## [AIM OF THE EXERCISE]
Lines in the listing below that hold "PLCS" are the ones to copy.
** Opening RECORDS PROVIDED block **
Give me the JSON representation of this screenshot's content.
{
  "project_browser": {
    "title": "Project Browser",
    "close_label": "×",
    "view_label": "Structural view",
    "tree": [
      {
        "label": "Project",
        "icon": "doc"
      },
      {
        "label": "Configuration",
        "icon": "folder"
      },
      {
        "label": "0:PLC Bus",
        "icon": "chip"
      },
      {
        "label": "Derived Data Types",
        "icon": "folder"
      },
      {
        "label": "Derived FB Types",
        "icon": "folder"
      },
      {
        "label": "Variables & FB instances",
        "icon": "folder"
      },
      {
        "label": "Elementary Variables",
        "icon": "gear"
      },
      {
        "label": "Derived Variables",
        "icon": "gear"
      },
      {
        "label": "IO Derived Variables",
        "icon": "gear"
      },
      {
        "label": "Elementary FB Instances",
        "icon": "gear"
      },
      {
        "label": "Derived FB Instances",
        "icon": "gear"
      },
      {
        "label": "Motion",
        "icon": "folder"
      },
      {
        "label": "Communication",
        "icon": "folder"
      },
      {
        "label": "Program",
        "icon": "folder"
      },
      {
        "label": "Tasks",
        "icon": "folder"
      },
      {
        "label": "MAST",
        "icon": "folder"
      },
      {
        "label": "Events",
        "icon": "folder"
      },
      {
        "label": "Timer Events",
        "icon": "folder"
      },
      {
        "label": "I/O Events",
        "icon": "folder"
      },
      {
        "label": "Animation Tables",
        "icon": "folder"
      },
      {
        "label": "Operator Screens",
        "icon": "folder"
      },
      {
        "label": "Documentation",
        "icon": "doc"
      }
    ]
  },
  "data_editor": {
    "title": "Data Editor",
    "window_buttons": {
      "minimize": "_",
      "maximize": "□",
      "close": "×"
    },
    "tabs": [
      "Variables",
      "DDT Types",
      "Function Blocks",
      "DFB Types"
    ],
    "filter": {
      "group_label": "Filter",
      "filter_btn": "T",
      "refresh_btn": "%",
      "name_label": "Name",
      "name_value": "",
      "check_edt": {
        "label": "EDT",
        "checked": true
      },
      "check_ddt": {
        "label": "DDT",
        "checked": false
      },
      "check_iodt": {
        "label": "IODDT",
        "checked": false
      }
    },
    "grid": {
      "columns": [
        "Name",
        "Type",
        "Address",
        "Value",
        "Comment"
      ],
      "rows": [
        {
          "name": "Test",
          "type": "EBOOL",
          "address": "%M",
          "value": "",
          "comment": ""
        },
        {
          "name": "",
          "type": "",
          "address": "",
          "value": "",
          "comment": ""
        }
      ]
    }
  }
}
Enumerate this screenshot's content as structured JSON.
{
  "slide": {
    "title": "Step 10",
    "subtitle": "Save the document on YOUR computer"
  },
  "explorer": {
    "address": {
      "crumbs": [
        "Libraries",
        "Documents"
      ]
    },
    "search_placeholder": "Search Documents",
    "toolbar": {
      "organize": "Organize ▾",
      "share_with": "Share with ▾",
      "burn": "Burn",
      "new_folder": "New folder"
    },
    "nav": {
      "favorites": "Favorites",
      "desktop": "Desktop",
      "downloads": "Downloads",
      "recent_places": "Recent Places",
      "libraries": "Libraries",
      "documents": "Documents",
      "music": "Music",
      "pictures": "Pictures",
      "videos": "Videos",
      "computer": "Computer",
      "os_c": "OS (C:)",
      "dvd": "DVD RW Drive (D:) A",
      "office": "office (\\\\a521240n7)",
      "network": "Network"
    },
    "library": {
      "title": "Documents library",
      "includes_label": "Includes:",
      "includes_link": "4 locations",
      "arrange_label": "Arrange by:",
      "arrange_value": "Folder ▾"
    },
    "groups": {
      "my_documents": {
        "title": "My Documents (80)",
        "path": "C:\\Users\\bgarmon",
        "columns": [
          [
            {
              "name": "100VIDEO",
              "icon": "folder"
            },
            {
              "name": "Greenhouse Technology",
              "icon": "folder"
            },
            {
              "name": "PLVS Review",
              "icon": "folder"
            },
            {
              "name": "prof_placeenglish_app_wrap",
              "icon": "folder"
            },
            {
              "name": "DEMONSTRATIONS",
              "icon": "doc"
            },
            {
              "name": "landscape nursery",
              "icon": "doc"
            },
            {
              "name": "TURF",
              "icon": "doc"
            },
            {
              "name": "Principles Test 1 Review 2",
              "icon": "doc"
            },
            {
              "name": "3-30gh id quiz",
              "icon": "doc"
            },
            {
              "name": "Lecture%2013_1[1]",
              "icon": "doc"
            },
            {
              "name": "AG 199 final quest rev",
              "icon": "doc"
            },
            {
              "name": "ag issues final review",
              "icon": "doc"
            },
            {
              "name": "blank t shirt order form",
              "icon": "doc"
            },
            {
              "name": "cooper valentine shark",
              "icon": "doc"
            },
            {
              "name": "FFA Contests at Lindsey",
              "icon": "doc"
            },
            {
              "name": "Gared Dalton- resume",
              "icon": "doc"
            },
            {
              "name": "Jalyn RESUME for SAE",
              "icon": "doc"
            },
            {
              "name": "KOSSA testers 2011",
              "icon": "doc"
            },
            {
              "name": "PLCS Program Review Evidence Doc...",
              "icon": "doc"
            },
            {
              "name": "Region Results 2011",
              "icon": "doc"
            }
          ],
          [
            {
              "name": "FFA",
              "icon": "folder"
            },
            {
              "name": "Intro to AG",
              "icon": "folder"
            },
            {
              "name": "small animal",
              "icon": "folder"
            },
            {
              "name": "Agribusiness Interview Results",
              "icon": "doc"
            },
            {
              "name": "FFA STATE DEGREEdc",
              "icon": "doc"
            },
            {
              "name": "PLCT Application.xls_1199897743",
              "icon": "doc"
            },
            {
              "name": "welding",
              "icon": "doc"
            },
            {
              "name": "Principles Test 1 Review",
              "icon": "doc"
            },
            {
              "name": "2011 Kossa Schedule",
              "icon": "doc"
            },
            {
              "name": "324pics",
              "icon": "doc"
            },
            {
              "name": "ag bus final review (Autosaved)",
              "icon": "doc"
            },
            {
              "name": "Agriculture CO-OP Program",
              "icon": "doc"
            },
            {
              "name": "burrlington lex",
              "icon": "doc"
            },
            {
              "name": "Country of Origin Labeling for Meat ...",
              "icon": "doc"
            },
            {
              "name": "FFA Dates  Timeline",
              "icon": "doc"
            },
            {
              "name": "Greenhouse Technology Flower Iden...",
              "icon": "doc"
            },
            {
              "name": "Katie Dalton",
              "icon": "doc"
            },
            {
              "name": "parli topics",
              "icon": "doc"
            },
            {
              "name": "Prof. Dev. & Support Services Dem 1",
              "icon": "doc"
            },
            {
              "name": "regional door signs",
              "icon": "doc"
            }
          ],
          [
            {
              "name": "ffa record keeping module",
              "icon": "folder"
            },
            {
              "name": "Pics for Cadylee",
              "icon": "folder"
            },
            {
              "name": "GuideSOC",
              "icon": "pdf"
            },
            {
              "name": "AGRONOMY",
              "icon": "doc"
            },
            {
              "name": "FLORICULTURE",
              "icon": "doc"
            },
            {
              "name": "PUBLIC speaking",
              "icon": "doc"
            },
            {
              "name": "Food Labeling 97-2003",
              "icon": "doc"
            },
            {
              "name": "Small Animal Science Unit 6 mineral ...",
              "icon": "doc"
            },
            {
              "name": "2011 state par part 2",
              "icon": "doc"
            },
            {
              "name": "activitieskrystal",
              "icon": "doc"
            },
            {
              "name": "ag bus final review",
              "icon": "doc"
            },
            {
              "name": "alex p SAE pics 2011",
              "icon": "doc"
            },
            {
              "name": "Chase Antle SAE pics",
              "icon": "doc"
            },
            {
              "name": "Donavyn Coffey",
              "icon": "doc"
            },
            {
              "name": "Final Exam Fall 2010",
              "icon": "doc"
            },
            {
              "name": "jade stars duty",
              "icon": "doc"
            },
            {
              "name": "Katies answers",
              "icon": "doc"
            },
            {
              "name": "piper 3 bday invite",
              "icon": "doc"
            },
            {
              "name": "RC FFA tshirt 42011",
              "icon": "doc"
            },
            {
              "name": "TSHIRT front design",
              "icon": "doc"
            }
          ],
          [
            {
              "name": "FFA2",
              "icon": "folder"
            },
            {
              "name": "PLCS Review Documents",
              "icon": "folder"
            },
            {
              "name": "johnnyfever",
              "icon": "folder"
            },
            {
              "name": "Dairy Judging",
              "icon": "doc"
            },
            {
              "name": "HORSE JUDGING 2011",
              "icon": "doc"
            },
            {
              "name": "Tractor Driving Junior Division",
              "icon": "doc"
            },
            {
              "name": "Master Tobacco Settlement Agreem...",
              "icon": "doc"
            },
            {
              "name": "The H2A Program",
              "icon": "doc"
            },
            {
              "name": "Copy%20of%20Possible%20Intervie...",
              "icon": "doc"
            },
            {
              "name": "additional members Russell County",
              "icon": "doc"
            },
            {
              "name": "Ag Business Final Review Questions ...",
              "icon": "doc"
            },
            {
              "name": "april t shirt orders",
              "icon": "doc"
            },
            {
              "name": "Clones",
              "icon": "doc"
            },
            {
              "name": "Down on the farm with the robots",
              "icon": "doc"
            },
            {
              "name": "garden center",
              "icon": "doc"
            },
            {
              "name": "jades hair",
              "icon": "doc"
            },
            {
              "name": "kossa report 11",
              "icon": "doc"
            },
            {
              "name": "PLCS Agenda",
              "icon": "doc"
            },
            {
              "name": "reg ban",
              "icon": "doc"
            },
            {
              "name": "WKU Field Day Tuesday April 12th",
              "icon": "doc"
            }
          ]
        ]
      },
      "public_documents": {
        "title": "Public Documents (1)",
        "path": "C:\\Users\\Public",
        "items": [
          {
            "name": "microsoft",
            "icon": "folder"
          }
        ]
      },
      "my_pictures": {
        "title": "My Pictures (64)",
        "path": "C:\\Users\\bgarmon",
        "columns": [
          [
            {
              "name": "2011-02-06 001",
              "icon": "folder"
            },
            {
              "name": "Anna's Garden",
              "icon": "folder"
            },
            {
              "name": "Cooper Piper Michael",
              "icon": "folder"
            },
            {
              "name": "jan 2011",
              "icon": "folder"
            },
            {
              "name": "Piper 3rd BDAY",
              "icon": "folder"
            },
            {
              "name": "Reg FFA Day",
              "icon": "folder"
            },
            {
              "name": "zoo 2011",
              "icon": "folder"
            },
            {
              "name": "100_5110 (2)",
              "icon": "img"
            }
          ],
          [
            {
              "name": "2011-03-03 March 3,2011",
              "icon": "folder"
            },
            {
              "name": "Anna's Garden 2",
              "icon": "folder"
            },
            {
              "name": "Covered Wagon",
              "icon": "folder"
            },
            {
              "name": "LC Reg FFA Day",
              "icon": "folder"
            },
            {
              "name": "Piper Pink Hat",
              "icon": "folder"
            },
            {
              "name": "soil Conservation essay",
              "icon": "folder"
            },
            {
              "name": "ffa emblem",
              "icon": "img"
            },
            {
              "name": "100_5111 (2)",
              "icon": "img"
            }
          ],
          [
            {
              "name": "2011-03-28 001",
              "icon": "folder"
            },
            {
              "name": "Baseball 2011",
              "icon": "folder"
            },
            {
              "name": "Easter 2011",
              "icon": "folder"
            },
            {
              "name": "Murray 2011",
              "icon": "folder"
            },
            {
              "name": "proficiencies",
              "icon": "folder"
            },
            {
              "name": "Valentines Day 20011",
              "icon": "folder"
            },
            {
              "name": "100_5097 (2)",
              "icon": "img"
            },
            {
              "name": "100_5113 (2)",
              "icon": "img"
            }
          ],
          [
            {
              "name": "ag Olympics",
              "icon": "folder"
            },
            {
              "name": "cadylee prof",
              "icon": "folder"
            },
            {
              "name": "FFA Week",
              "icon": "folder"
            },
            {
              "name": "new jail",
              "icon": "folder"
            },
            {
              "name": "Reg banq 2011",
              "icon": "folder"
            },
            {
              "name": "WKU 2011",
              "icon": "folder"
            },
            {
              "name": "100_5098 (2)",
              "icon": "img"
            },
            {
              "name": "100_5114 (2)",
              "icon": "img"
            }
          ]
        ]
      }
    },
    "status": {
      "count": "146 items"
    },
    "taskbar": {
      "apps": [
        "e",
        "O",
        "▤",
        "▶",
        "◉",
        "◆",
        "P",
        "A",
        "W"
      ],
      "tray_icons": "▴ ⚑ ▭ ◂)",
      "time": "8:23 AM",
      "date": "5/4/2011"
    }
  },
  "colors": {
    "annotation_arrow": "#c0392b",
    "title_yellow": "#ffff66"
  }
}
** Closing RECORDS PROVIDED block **
## [TASK RESPONSE]
              "name": "PLCS Program Review Evidence Doc...",
              "name": "PLCS Review Documents",
              "name": "PLCS Agenda",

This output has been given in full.